• **YOUR TASK**
Go through the entries below and return every line that contains "Universe".
┌──
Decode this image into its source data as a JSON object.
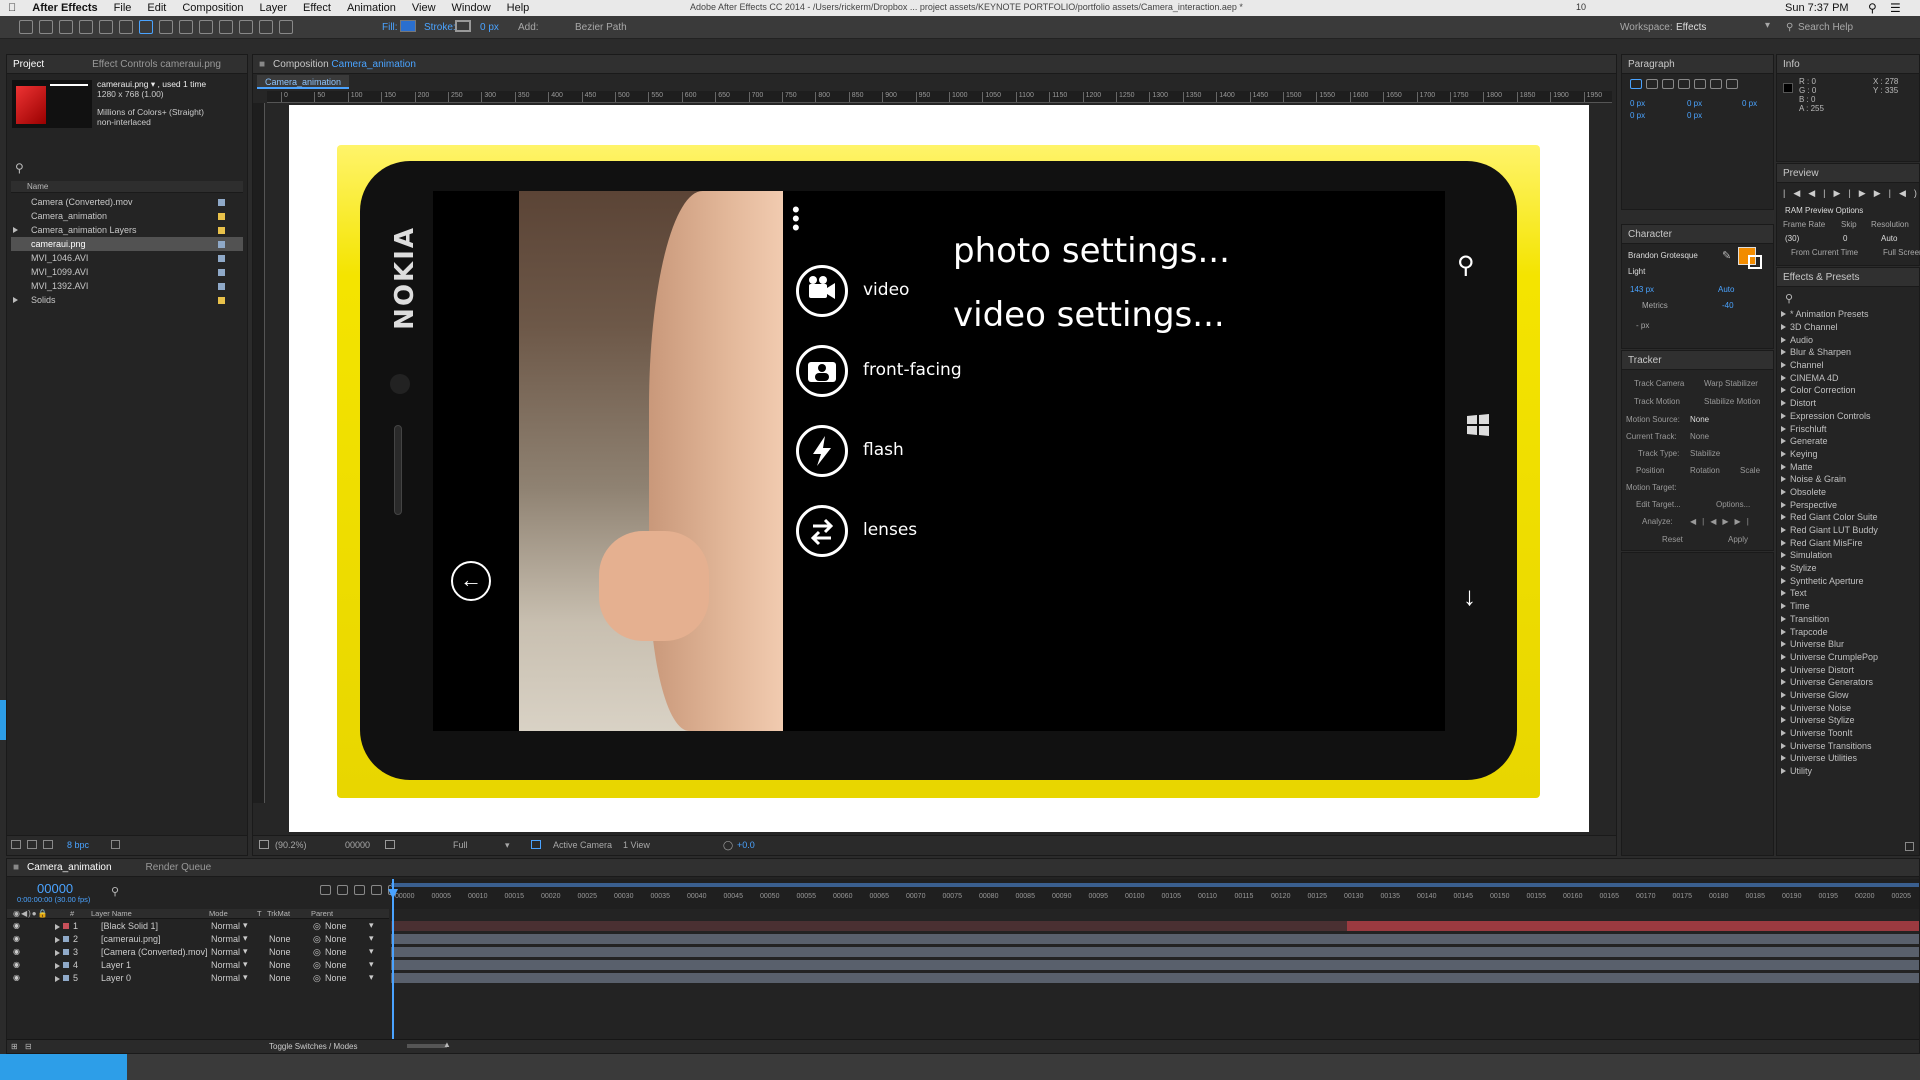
{
  "menubar": {
    "items": [
      "After Effects",
      "File",
      "Edit",
      "Composition",
      "Layer",
      "Effect",
      "Animation",
      "View",
      "Window",
      "Help"
    ],
    "title": "Adobe After Effects CC 2014 - /Users/rickerm/Dropbox ... project assets/KEYNOTE PORTFOLIO/portfolio assets/Camera_interaction.aep *",
    "clock": "Sun 7:37 PM",
    "badge": "10"
  },
  "toolbar": {
    "fill_label": "Fill:",
    "stroke_label": "Stroke:",
    "stroke_width": "0 px",
    "add_label": "Add:",
    "bezier": "Bezier Path",
    "workspace_label": "Workspace:",
    "workspace_value": "Effects",
    "search_help": "Search Help"
  },
  "project": {
    "tab_project": "Project",
    "tab_effect_controls": "Effect Controls cameraui.png",
    "thumb_name": "cameraui.png ▾ , used 1 time",
    "thumb_size": "1280 x 768 (1.00)",
    "thumb_color": "Millions of Colors+ (Straight)",
    "thumb_interlace": "non-interlaced",
    "col_name": "Name",
    "items": [
      {
        "name": "Camera (Converted).mov",
        "color": "#8fa9c8"
      },
      {
        "name": "Camera_animation",
        "color": "#e8c14a"
      },
      {
        "name": "Camera_animation Layers",
        "color": "#e8c14a"
      },
      {
        "name": "cameraui.png",
        "color": "#8fa9c8"
      },
      {
        "name": "MVI_1046.AVI",
        "color": "#8fa9c8"
      },
      {
        "name": "MVI_1099.AVI",
        "color": "#8fa9c8"
      },
      {
        "name": "MVI_1392.AVI",
        "color": "#8fa9c8"
      },
      {
        "name": "Solids",
        "color": "#e8c14a"
      }
    ],
    "bpc": "8 bpc"
  },
  "composition": {
    "tab": "Composition",
    "tab_name": "Camera_animation",
    "sub_tab": "Camera_animation",
    "ruler_marks": [
      "0",
      "50",
      "100",
      "150",
      "200",
      "250",
      "300",
      "350",
      "400",
      "450",
      "500",
      "550",
      "600",
      "650",
      "700",
      "750",
      "800",
      "850",
      "900",
      "950",
      "1000",
      "1050",
      "1100",
      "1150",
      "1200",
      "1250",
      "1300",
      "1350",
      "1400",
      "1450",
      "1500",
      "1550",
      "1600",
      "1650",
      "1700",
      "1750",
      "1800",
      "1850",
      "1900",
      "1950"
    ],
    "zoom": "(90.2%)",
    "timecode": "00000",
    "resolution": "Full",
    "camera": "Active Camera",
    "views": "1 View",
    "exposure": "+0.0"
  },
  "phone": {
    "brand": "NOKIA",
    "menu": [
      {
        "label": "video",
        "icon": "video-camera-icon"
      },
      {
        "label": "front-facing",
        "icon": "front-camera-icon"
      },
      {
        "label": "flash",
        "icon": "flash-icon"
      },
      {
        "label": "lenses",
        "icon": "lenses-icon"
      }
    ],
    "photo_settings": "photo settings...",
    "video_settings": "video settings...",
    "colors": {
      "body": "#f4e400",
      "screen": "#000000"
    }
  },
  "paragraph": {
    "title": "Paragraph",
    "indents": [
      "0 px",
      "0 px",
      "0 px",
      "0 px",
      "0 px"
    ]
  },
  "info": {
    "title": "Info",
    "r": "R : 0",
    "g": "G : 0",
    "b": "B : 0",
    "a": "A : 255",
    "x": "X : 278",
    "y": "Y : 335"
  },
  "preview": {
    "title": "Preview",
    "ram_options": "RAM Preview Options",
    "frame_rate_label": "Frame Rate",
    "skip_label": "Skip",
    "resolution_label": "Resolution",
    "frame_rate": "(30)",
    "skip": "0",
    "resolution": "Auto",
    "from_current": "From Current Time",
    "full_screen": "Full Screen"
  },
  "character": {
    "title": "Character",
    "font": "Brandon Grotesque",
    "style": "Light",
    "size": "143 px",
    "leading": "Auto",
    "kerning": "Metrics",
    "tracking": "-40",
    "stroke": "- px",
    "fill_color": "#f28c00"
  },
  "tracker": {
    "title": "Tracker",
    "track_camera": "Track Camera",
    "warp_stabilizer": "Warp Stabilizer",
    "track_motion": "Track Motion",
    "stabilize_motion": "Stabilize Motion",
    "motion_source_label": "Motion Source:",
    "motion_source": "None",
    "current_track_label": "Current Track:",
    "current_track": "None",
    "track_type_label": "Track Type:",
    "track_type": "Stabilize",
    "position": "Position",
    "rotation": "Rotation",
    "scale": "Scale",
    "motion_target": "Motion Target:",
    "edit_target": "Edit Target...",
    "options": "Options...",
    "analyze": "Analyze:",
    "reset": "Reset",
    "apply": "Apply"
  },
  "effects": {
    "title": "Effects & Presets",
    "items": [
      "* Animation Presets",
      "3D Channel",
      "Audio",
      "Blur & Sharpen",
      "Channel",
      "CINEMA 4D",
      "Color Correction",
      "Distort",
      "Expression Controls",
      "Frischluft",
      "Generate",
      "Keying",
      "Matte",
      "Noise & Grain",
      "Obsolete",
      "Perspective",
      "Red Giant Color Suite",
      "Red Giant LUT Buddy",
      "Red Giant MisFire",
      "Simulation",
      "Stylize",
      "Synthetic Aperture",
      "Text",
      "Time",
      "Transition",
      "Trapcode",
      "Universe Blur",
      "Universe CrumplePop",
      "Universe Distort",
      "Universe Generators",
      "Universe Glow",
      "Universe Noise",
      "Universe Stylize",
      "Universe ToonIt",
      "Universe Transitions",
      "Universe Utilities",
      "Utility"
    ]
  },
  "timeline": {
    "tab": "Camera_animation",
    "render_queue": "Render Queue",
    "timecode": "00000",
    "timecode_sub": "0:00:00:00 (30.00 fps)",
    "col_layer_name": "Layer Name",
    "col_mode": "Mode",
    "col_t": "T",
    "col_trkmat": "TrkMat",
    "col_parent": "Parent",
    "ruler": [
      "00000",
      "00005",
      "00010",
      "00015",
      "00020",
      "00025",
      "00030",
      "00035",
      "00040",
      "00045",
      "00050",
      "00055",
      "00060",
      "00065",
      "00070",
      "00075",
      "00080",
      "00085",
      "00090",
      "00095",
      "00100",
      "00105",
      "00110",
      "00115",
      "00120",
      "00125",
      "00130",
      "00135",
      "00140",
      "00145",
      "00150",
      "00155",
      "00160",
      "00165",
      "00170",
      "00175",
      "00180",
      "00185",
      "00190",
      "00195",
      "00200",
      "00205"
    ],
    "layers": [
      {
        "num": "1",
        "name": "[Black Solid 1]",
        "mode": "Normal",
        "trkmat": "",
        "parent": "None",
        "color": "#c8505a"
      },
      {
        "num": "2",
        "name": "[cameraui.png]",
        "mode": "Normal",
        "trkmat": "None",
        "parent": "None",
        "color": "#8fa9c8"
      },
      {
        "num": "3",
        "name": "[Camera (Converted).mov]",
        "mode": "Normal",
        "trkmat": "None",
        "parent": "None",
        "color": "#8fa9c8"
      },
      {
        "num": "4",
        "name": "Layer 1",
        "mode": "Normal",
        "trkmat": "None",
        "parent": "None",
        "color": "#8fa9c8"
      },
      {
        "num": "5",
        "name": "Layer 0",
        "mode": "Normal",
        "trkmat": "None",
        "parent": "None",
        "color": "#8fa9c8"
      }
    ],
    "toggle": "Toggle Switches / Modes"
  }
}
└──
• **ANSWER TO THIS EXERCISE**
      "Universe Blur",
      "Universe CrumplePop",
      "Universe Distort",
      "Universe Generators",
      "Universe Glow",
      "Universe Noise",
      "Universe Stylize",
      "Universe ToonIt",
      "Universe Transitions",
      "Universe Utilities",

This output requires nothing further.